The result physically…which I don’t even what to mention here…is an A1C of 15.9. Which is insane. It’s no wonder that I feel like crap. For the first three months after diagnosis, I poured all my energy into my health. I’ve not been able to do that since that time. And I’ve not figured out how to see this as a life reality, and not just another crappy life situation.

So I’m trying to reach out a bit to those who know the challenges of diabetes and life. I’d appreciate advice on moving forward. As an almost clinician, I know some of the factors, but it gets a little skewed when it’s mixed up with your own life.

If you’ve read this far…thanks!

Hey Johala,

It takes great strength to even get out of the bed in the morning let alone complete a Masters with everything that's happened. Take a moment to feel proud of yourself. I have two suggestions - pretend you were just diagnosed and start again. Cut your carbs, plan your meals and shopping so there is less temptation to go off prgram and take pleasure in each step forward. The second suggestion is to talk to your doctor about going on insulin for a while to help bring those very very high numbers down. There is no medicine as good as insulin for controlling blood sugar and taking insulin will take some pressure off your beta cells which have probably been working triple time.

Good luck and God bless,

Maurie

I agree and also have a question, whether you are absolutely sure you are Type 2. You don't say much about your management, except that you haven't been able to deal with it very well emotionally. Other than poor eating habits, are you prescribed oral meds? Have you been taking them? If so, then that A1C seems quite high even with over-eating. You don't include enough details to give indication, things like weight, other autoimmune conditions, etc. But if there is any doubt, you should get tested (full antibody panel and C-peptide). If you are in fact LADA/Type 1, then even if you get things together you won't be able to get your numbers down without insulin. Just a thought.
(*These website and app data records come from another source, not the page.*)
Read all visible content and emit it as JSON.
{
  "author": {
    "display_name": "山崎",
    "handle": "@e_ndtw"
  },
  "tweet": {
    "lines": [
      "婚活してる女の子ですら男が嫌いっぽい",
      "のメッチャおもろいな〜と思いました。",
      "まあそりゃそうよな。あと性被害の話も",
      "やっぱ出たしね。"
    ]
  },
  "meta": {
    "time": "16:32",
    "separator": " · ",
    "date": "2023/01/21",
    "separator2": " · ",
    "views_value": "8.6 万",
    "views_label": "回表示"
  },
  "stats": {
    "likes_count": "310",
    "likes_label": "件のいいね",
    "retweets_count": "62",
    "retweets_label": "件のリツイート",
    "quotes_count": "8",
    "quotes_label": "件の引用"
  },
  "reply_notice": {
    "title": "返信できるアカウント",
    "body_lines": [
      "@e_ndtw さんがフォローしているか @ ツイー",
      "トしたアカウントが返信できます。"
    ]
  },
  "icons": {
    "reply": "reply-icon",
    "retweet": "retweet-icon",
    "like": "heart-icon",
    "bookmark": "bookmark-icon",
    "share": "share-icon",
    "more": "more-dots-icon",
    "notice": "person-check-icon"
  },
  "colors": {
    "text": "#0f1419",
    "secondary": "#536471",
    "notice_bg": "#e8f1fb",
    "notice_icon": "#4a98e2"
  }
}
Right now you are caught in a vicious circle. You have been through so much and you are not a bad person because of your A1C. We call that "a normal reaction to an abnormal situation" (your life circumstances the last few years). But now your high A1C is compounding your problems, both physically from all the highs and emotionally from feeling bad about it. You've taken the first step by posting on here and now you can start little by little taking back control. Also, don't hesitate if the emotional issues feel overwhelming to get some counseling. (I too have a Masters in Psyc and haven't always gotten therapy when it was warranted - ironic, no?). Glad you're here.
Zoe
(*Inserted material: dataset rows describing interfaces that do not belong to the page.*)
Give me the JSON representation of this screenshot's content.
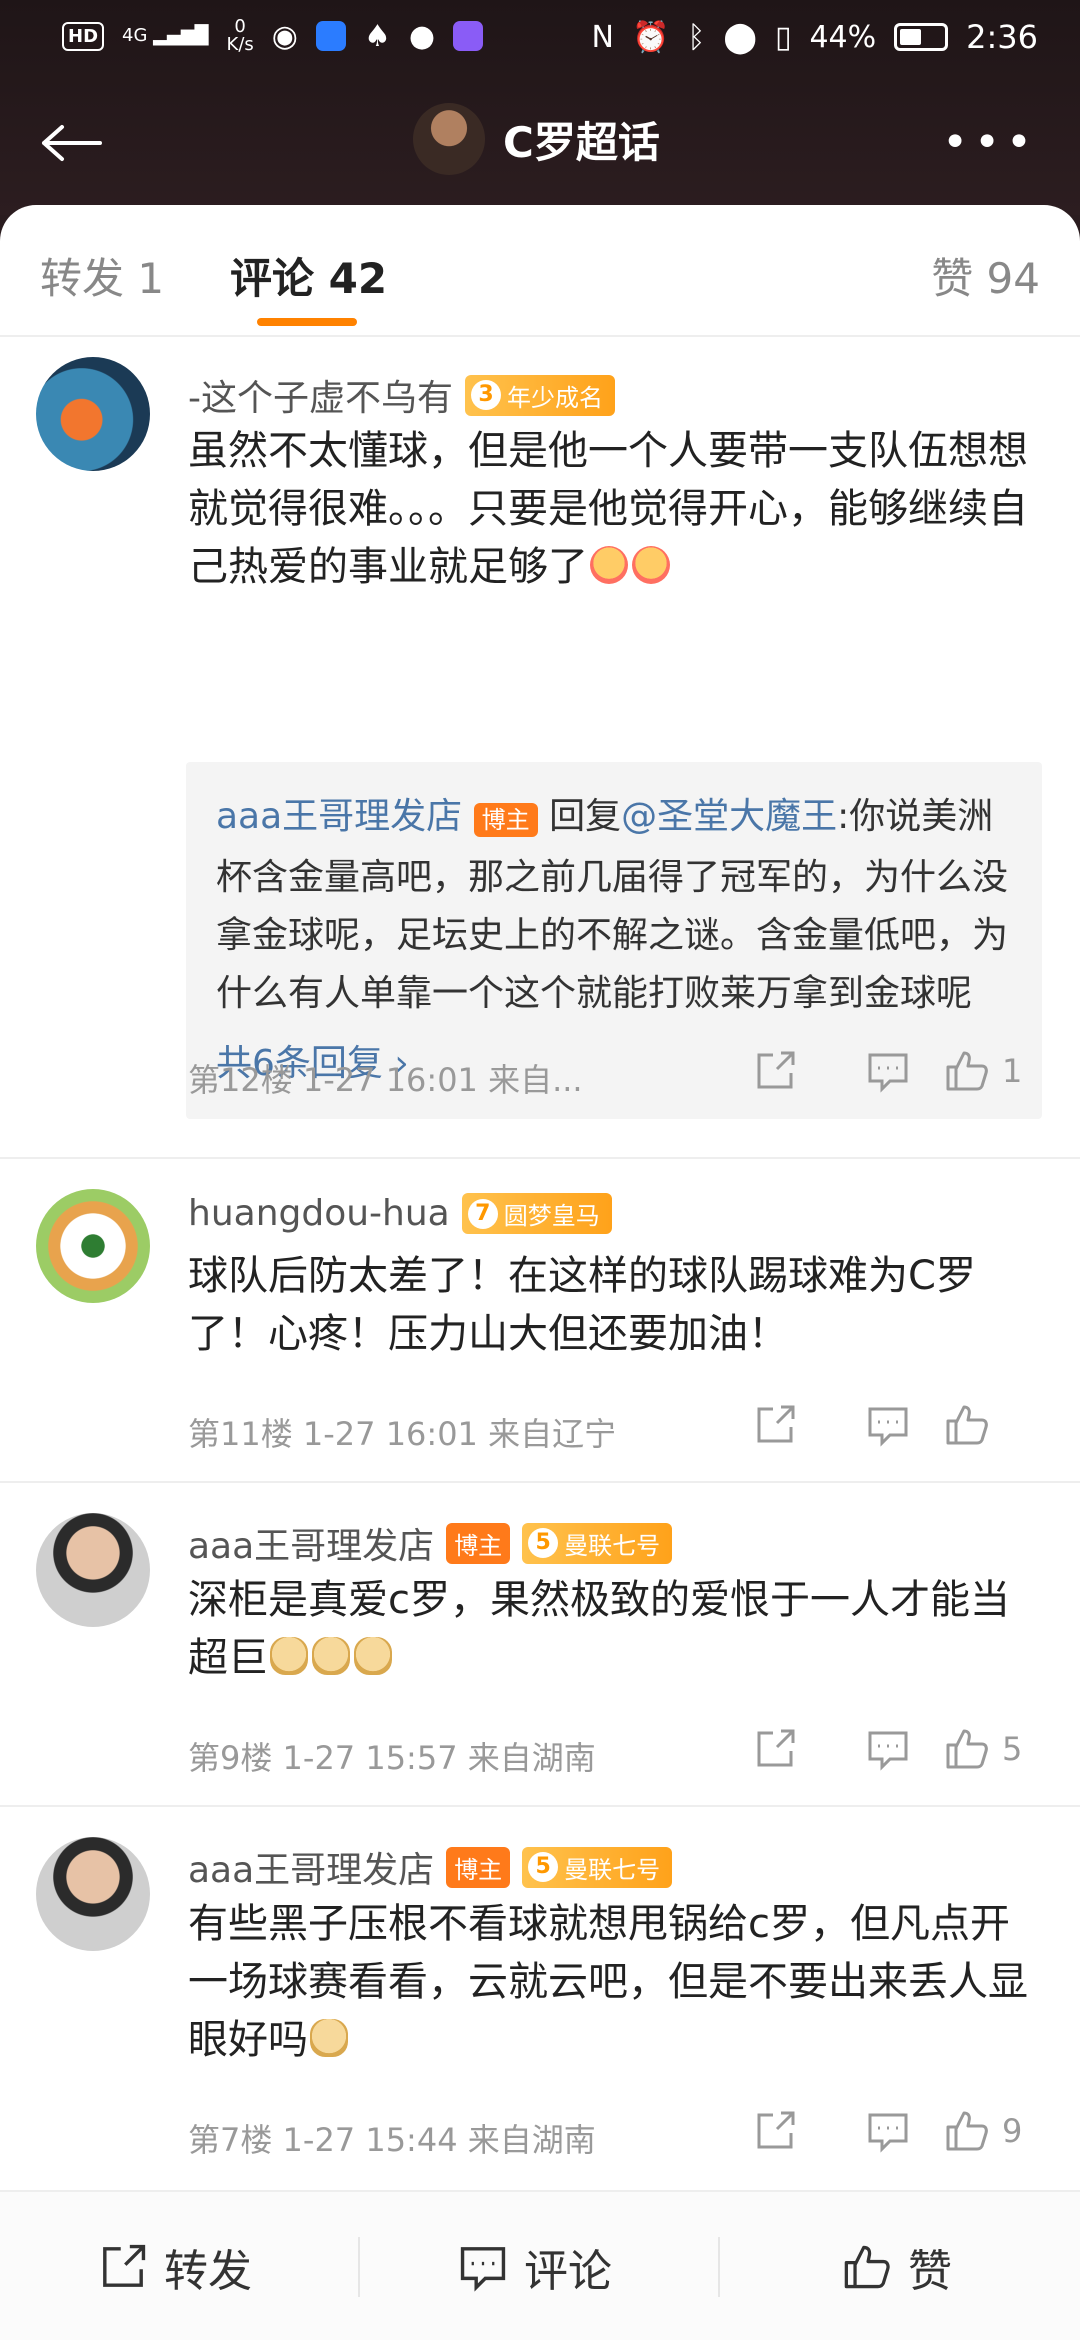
{
  "status_bar": {
    "hd": "HD",
    "net": "4G",
    "speed_top": "0",
    "speed_bottom": "K/s",
    "battery": "44%",
    "time": "2:36"
  },
  "header": {
    "title": "C罗超话"
  },
  "tabs": {
    "repost": "转发 1",
    "comments": "评论 42",
    "likes": "赞 94"
  },
  "comments": [
    {
      "name": "-这个子虚不乌有",
      "level_badge": "3",
      "level_text": "年少成名",
      "text": "虽然不太懂球，但是他一个人要带一支队伍想想就觉得很难。。。只要是他觉得开心，能够继续自己热爱的事业就足够了",
      "reply": {
        "name": "aaa王哥理发店",
        "badge": "博主",
        "prefix": "回复",
        "target": "@圣堂大魔王",
        "text": ":你说美洲杯含金量高吧，那之前几届得了冠军的，为什么没拿金球呢，足坛史上的不解之谜。含金量低吧，为什么有人单靠一个这个就能打败莱万拿到金球呢",
        "more": "共6条回复 ›"
      },
      "meta": "第12楼  1-27 16:01  来自...",
      "likes": "1"
    },
    {
      "name": "huangdou-hua",
      "level_badge": "7",
      "level_text": "圆梦皇马",
      "text": "球队后防太差了！在这样的球队踢球难为C罗了！心疼！压力山大但还要加油！",
      "meta": "第11楼  1-27 16:01  来自辽宁",
      "likes": ""
    },
    {
      "name": "aaa王哥理发店",
      "badge": "博主",
      "level_badge": "5",
      "level_text": "曼联七号",
      "text": "深柜是真爱c罗，果然极致的爱恨于一人才能当超巨",
      "meta": "第9楼  1-27 15:57  来自湖南",
      "likes": "5"
    },
    {
      "name": "aaa王哥理发店",
      "badge": "博主",
      "level_badge": "5",
      "level_text": "曼联七号",
      "text": "有些黑子压根不看球就想甩锅给c罗，但凡点开一场球赛看看，云就云吧，但是不要出来丢人显眼好吗",
      "meta": "第7楼  1-27 15:44  来自湖南",
      "likes": "9"
    }
  ],
  "bottom_bar": {
    "repost": "转发",
    "comment": "评论",
    "like": "赞"
  },
  "colors": {
    "accent": "#ff8200",
    "link": "#4a76a8",
    "header_bg": "#2a1c1f"
  }
}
I agree w/ Zoe about questioning the diagnosis, or at least maybe the approach? *peeks at profile* which notes insulin is in the mix, which I would think I'd want if my BG was such that my A1C was 15.9? Get your BG stable with insulin (which can be quite a chore in itself, but I don't think oral meds are quite that powerful?) and then figure out how to deal with whatever type it is. If you've been a doctor for a while who's not recommending a new approach, I'd suggest getting a second opinion? All of the other stresses you are facing sound brutally hard but I have to think they'd be harder with hyperglycemia all the time.

First thing-
Low carb diet is not the only way to control diabetes. There is nothing wrong with taking more insulin to eat more carbs.
Second thing-
You can feel normal with blood sugar that runs somewhat high- but not with the kind of blood sugars that go into an A1c of 16%. Whatever methods of diabetes management take a huge amount of effort are going to be much harder right now. Right now I'd be surprised if you did not feel awful.
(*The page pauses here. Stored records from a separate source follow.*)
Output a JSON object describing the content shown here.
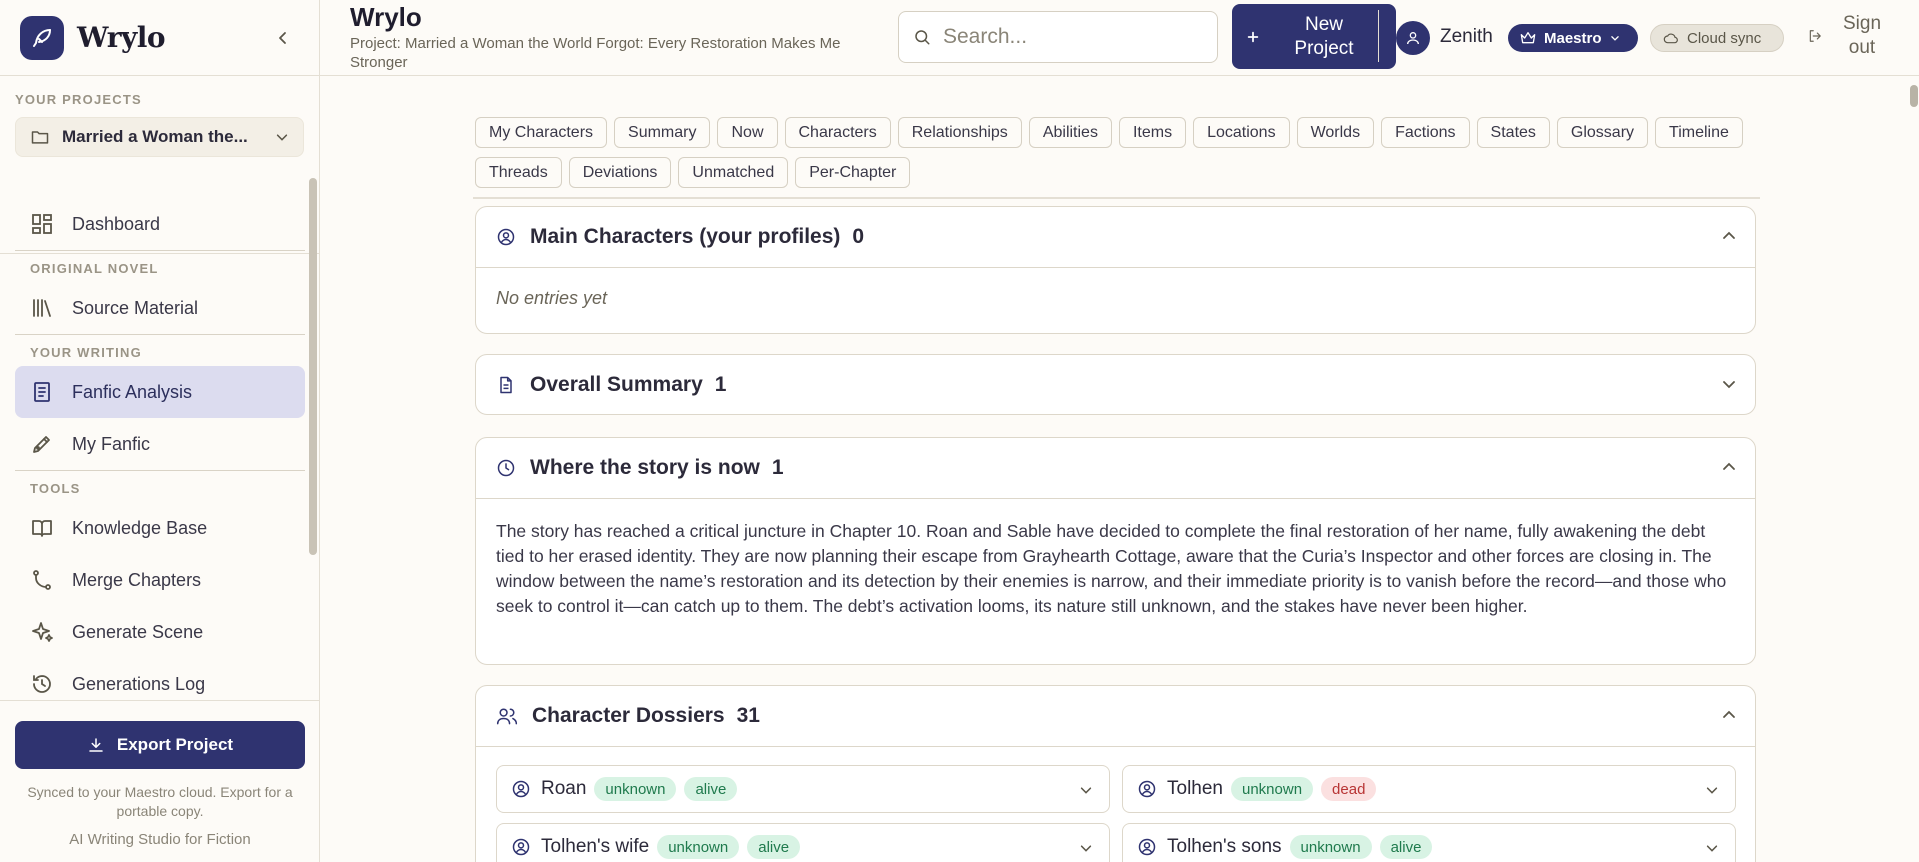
{
  "app": {
    "name": "Wrylo"
  },
  "sidebar": {
    "projects_label": "YOUR PROJECTS",
    "project_selected": "Married a Woman the...",
    "sections": {
      "original_novel": "ORIGINAL NOVEL",
      "your_writing": "YOUR WRITING",
      "tools": "TOOLS"
    },
    "items": {
      "dashboard": "Dashboard",
      "source_material": "Source Material",
      "fanfic_analysis": "Fanfic Analysis",
      "my_fanfic": "My Fanfic",
      "knowledge_base": "Knowledge Base",
      "merge_chapters": "Merge Chapters",
      "generate_scene": "Generate Scene",
      "generations_log": "Generations Log"
    },
    "export_label": "Export Project",
    "sync_note": "Synced to your Maestro cloud. Export for a portable copy.",
    "tagline": "AI Writing Studio for Fiction"
  },
  "header": {
    "title": "Wrylo",
    "subtitle": "Project: Married a Woman the World Forgot: Every Restoration Makes Me Stronger",
    "search_placeholder": "Search...",
    "new_project_label": "New Project",
    "user_name": "Zenith",
    "plan_label": "Maestro",
    "cloud_label": "Cloud sync",
    "signout_label": "Sign out"
  },
  "tabs": [
    "My Characters",
    "Summary",
    "Now",
    "Characters",
    "Relationships",
    "Abilities",
    "Items",
    "Locations",
    "Worlds",
    "Factions",
    "States",
    "Glossary",
    "Timeline",
    "Threads",
    "Deviations",
    "Unmatched",
    "Per-Chapter"
  ],
  "sections": {
    "main_characters": {
      "title": "Main Characters (your profiles)",
      "count": "0",
      "empty_text": "No entries yet"
    },
    "overall_summary": {
      "title": "Overall Summary",
      "count": "1"
    },
    "story_now": {
      "title": "Where the story is now",
      "count": "1",
      "text": "The story has reached a critical juncture in Chapter 10. Roan and Sable have decided to complete the final restoration of her name, fully awakening the debt tied to her erased identity. They are now planning their escape from Grayhearth Cottage, aware that the Curia’s Inspector and other forces are closing in. The window between the name’s restoration and its detection by their enemies is narrow, and their immediate priority is to vanish before the record—and those who seek to control it—can catch up to them. The debt’s activation looms, its nature still unknown, and the stakes have never been higher."
    },
    "dossiers": {
      "title": "Character Dossiers",
      "count": "31",
      "items": [
        {
          "name": "Roan",
          "badges": [
            {
              "text": "unknown",
              "tone": "green"
            },
            {
              "text": "alive",
              "tone": "green"
            }
          ]
        },
        {
          "name": "Tolhen",
          "badges": [
            {
              "text": "unknown",
              "tone": "green"
            },
            {
              "text": "dead",
              "tone": "red"
            }
          ]
        },
        {
          "name": "Tolhen's wife",
          "badges": [
            {
              "text": "unknown",
              "tone": "green"
            },
            {
              "text": "alive",
              "tone": "green"
            }
          ]
        },
        {
          "name": "Tolhen's sons",
          "badges": [
            {
              "text": "unknown",
              "tone": "green"
            },
            {
              "text": "alive",
              "tone": "green"
            }
          ]
        }
      ]
    }
  },
  "colors": {
    "accent": "#2f3370",
    "background": "#fdfbf7",
    "active_nav": "#dcdcef",
    "badge_green": "#d8f3e4",
    "badge_red": "#fbe0e0"
  }
}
I don't know, with your current monetary situation, how you are paying for the medical stuff, but you should be aware that there are patient assistant programs to get you free insulin if you are living at less than 300% of poverty level and do not have prescription insurance.